Local songwriter Lisa Hillary had a boyfriend in high school whose entire family would play guitar and sing on holidays.
On the Christmas of her senior year at Rowland Hall, she received a guitar from her boyfriend so that she could play with the family. But three weeks after Christmas, Hillary’s boyfriend’s father — “one of my guitar heroes,” she said — was killed in a plane crash.
“Although I never got the chance to play with him, I felt an incredible urge to learn to play so that I could fill in for him in the song circle,” Hillary said.
Now 36, the resident of the Canyon Rim Township in Salt Lake County has recorded her first album, “Edge of the World,” with her music recalling the acoustic, confessional songcraft and style of Ani DiFranco, Brandi Carlisle, and fellow Utah native Jewel.
The songwriter, singer and guitar-player (who also dabbles on the ukulele) answered questions about returning to Utah from college out-of-state, what she remembers from her first performance, and whether she would rather see a rock show or a symphony orchestra performance.

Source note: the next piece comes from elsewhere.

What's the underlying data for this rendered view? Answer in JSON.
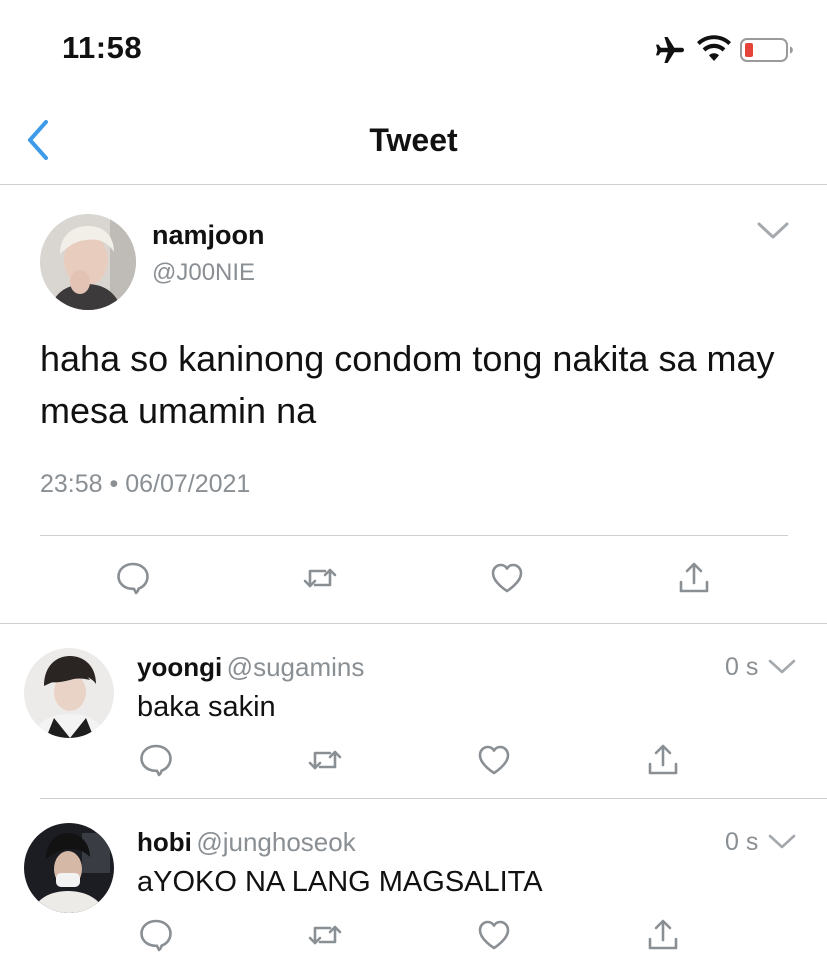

Why did you return to Utah after college graduation from St. Lawrence University rather than stay in New York?
I am a big mountain girl. Although New York has some truly wonderful attributes, I love the feeling of spring in the Wasatch Mountains. I felt lost without them. Utah is a unique and beautiful place and I have deep rooted connections to my home.
What did you want to achieve with “Edge of the World”?
This is my first record and I am truly proud of it. The title track, “Edge of the World,” is written about my experience of having a family member addicted to heroin, and I was constantly waiting in limbo for him to turn his life around. Ani DiFranco said in her song “Fuel” that “people used to make records as in a record of an event. The event of people playing music in a room.” I wanted an honest musical experience for the listener rather than a few catchy produced singles with filler songs. “Edge of the World” is a hand-crafted record in the truest sense. I set out to combine the songs in such a way as to take the listener on a journey of love, loss, heartbreak and wonder through creative lyrics and melodies.
Does being in Utah help or hinder a music career and aspirations?
Utah is slowly coming out of the dark as a music scene. As a truly organic movement, you see bands like Marinade and The Zero Summers literally launching themselves as artists through creative use of the community and their fans. I recently played at Creative Unplugged in Ogden. It is a really intimate songwriter showcase that highlights local artists and allows them to find creativity and support from their peers. Utah is full of musical events, outlets and shows. The difficult thing can be to find them.
What do you remember about your first performance?
When you first perform, I think many of us picture our heroes and idols on stage, especially if you are a teenager. I really don’t think I became a truly great songwriter until I could let go of wanting to emulate someone else. I still have a copy of that first performance and think about how much my stage presence has changed.
Describe a perfect day.
I love going on adventures. A perfect day would be hitting the road on a road trip to play shows in the surrounding areas. Singing in the car to whomever moves me at the moment and stopping to hike the natural beauty of the west. There is something so beautiful about the sunset in the desert and the change from the heat of the day to the cool nights. It is almost like you can feel the Earth breathe. Finish the day by cooking a great meal for my closest friends and family and playing guitar around a campfire under the stars.
What is the most musical thing in the world?
The human heart. The emotions that can drive us to the edge over love, lust, heartbreak and loss. I love words and using them to paint new and creative imagery for the emotions we all share.
Would you rather go to a rock show or see the Symphony perform, and why?
As a dancer, I love the idea of the symphony, [with] things happening in unison with precision. However, I love the showmanship and stage performance of rock. I find that rock shows tend to want the audience to be a part of the overall experience and it is more of a partnership between the creativity of the artist and the energy of the crowd.
Lisa Hillary’s music is available on iTunes.com . You can also listen to tracks on her website www.lisahillary.com, www.reverbnation.com/lisahillary, www.facebook.com/lisahillarymusic and on Spotify.
She will be playing in the Twilite Caberet, a fundraiser for homeless youth in Utah, on June 29 at the Grand Theatre at Salt Lake Community College.